§ **TRY IT**: From the entries that follow, copy each line in which "time" appears.

[Element data from apps and pages]
····················

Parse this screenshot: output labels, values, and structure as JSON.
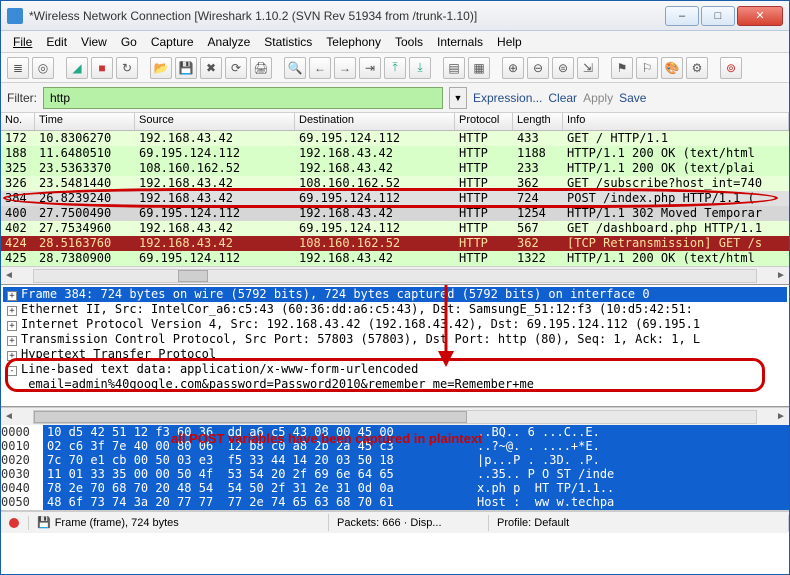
{
  "window": {
    "title": "*Wireless Network Connection   [Wireshark 1.10.2  (SVN Rev 51934 from /trunk-1.10)]"
  },
  "menu": [
    "File",
    "Edit",
    "View",
    "Go",
    "Capture",
    "Analyze",
    "Statistics",
    "Telephony",
    "Tools",
    "Internals",
    "Help"
  ],
  "filter": {
    "label": "Filter:",
    "value": "http",
    "links": {
      "expression": "Expression...",
      "clear": "Clear",
      "apply": "Apply",
      "save": "Save"
    }
  },
  "columns": {
    "no": "No.",
    "time": "Time",
    "src": "Source",
    "dst": "Destination",
    "proto": "Protocol",
    "len": "Length",
    "info": "Info"
  },
  "packets": [
    {
      "no": "172",
      "time": "10.8306270",
      "src": "192.168.43.42",
      "dst": "69.195.124.112",
      "proto": "HTTP",
      "len": "433",
      "info": "GET / HTTP/1.1",
      "cls": "lgreen"
    },
    {
      "no": "188",
      "time": "11.6480510",
      "src": "69.195.124.112",
      "dst": "192.168.43.42",
      "proto": "HTTP",
      "len": "1188",
      "info": "HTTP/1.1 200 OK  (text/html",
      "cls": "green"
    },
    {
      "no": "325",
      "time": "23.5363370",
      "src": "108.160.162.52",
      "dst": "192.168.43.42",
      "proto": "HTTP",
      "len": "233",
      "info": "HTTP/1.1 200 OK  (text/plai",
      "cls": "green"
    },
    {
      "no": "326",
      "time": "23.5481440",
      "src": "192.168.43.42",
      "dst": "108.160.162.52",
      "proto": "HTTP",
      "len": "362",
      "info": "GET /subscribe?host_int=740",
      "cls": "lgreen"
    },
    {
      "no": "384",
      "time": "26.8239240",
      "src": "192.168.43.42",
      "dst": "69.195.124.112",
      "proto": "HTTP",
      "len": "724",
      "info": "POST /index.php HTTP/1.1  (",
      "cls": "sel"
    },
    {
      "no": "400",
      "time": "27.7500490",
      "src": "69.195.124.112",
      "dst": "192.168.43.42",
      "proto": "HTTP",
      "len": "1254",
      "info": "HTTP/1.1 302 Moved Temporar",
      "cls": "gray"
    },
    {
      "no": "402",
      "time": "27.7534960",
      "src": "192.168.43.42",
      "dst": "69.195.124.112",
      "proto": "HTTP",
      "len": "567",
      "info": "GET /dashboard.php HTTP/1.1",
      "cls": "lgreen"
    },
    {
      "no": "424",
      "time": "28.5163760",
      "src": "192.168.43.42",
      "dst": "108.160.162.52",
      "proto": "HTTP",
      "len": "362",
      "info": "[TCP Retransmission] GET /s",
      "cls": "red"
    },
    {
      "no": "425",
      "time": "28.7380900",
      "src": "69.195.124.112",
      "dst": "192.168.43.42",
      "proto": "HTTP",
      "len": "1322",
      "info": "HTTP/1.1 200 OK  (text/html",
      "cls": "green"
    }
  ],
  "details": [
    {
      "t": "Frame 384: 724 bytes on wire (5792 bits), 724 bytes captured (5792 bits) on interface 0",
      "box": "+",
      "sel": true
    },
    {
      "t": "Ethernet II, Src: IntelCor_a6:c5:43 (60:36:dd:a6:c5:43), Dst: SamsungE_51:12:f3 (10:d5:42:51:",
      "box": "+"
    },
    {
      "t": "Internet Protocol Version 4, Src: 192.168.43.42 (192.168.43.42), Dst: 69.195.124.112 (69.195.1",
      "box": "+"
    },
    {
      "t": "Transmission Control Protocol, Src Port: 57803 (57803), Dst Port: http (80), Seq: 1, Ack: 1, L",
      "box": "+"
    },
    {
      "t": "Hypertext Transfer Protocol",
      "box": "+"
    },
    {
      "t": "Line-based text data: application/x-www-form-urlencoded",
      "box": "-"
    },
    {
      "t": "    email=admin%40google.com&password=Password2010&remember_me=Remember+me",
      "box": ""
    }
  ],
  "annotation": "all POST variables have been captured in plaintext",
  "hex": {
    "offsets": [
      "0000",
      "0010",
      "0020",
      "0030",
      "0040",
      "0050"
    ],
    "bytes": [
      "10 d5 42 51 12 f3 60 36  dd a6 c5 43 08 00 45 00",
      "02 c6 3f 7e 40 00 80 06  12 b8 c0 a8 2b 2a 45 c3",
      "7c 70 e1 cb 00 50 03 e3  f5 33 44 14 20 03 50 18",
      "11 01 33 35 00 00 50 4f  53 54 20 2f 69 6e 64 65",
      "78 2e 70 68 70 20 48 54  54 50 2f 31 2e 31 0d 0a",
      "48 6f 73 74 3a 20 77 77  77 2e 74 65 63 68 70 61"
    ],
    "ascii": [
      "..BQ.. 6 ...C..E.",
      "..?~@. . ....+*E.",
      "|p...P . .3D. .P.",
      "..35.. P O ST /inde",
      "x.ph p  HT TP/1.1..",
      "Host :  ww w.techpa"
    ]
  },
  "status": {
    "frame": "Frame (frame), 724 bytes",
    "packets": "Packets: 666 · Disp...",
    "profile": "Profile: Default"
  }
}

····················

§ **OUTPUT BELOW**:
    "time": "Time",
      "time": "10.8306270",
      "time": "11.6480510",
      "time": "23.5363370",
      "time": "23.5481440",
      "time": "26.8239240",
      "time": "27.7500490",
      "time": "27.7534960",
      "time": "28.5163760",
      "time": "28.7380900",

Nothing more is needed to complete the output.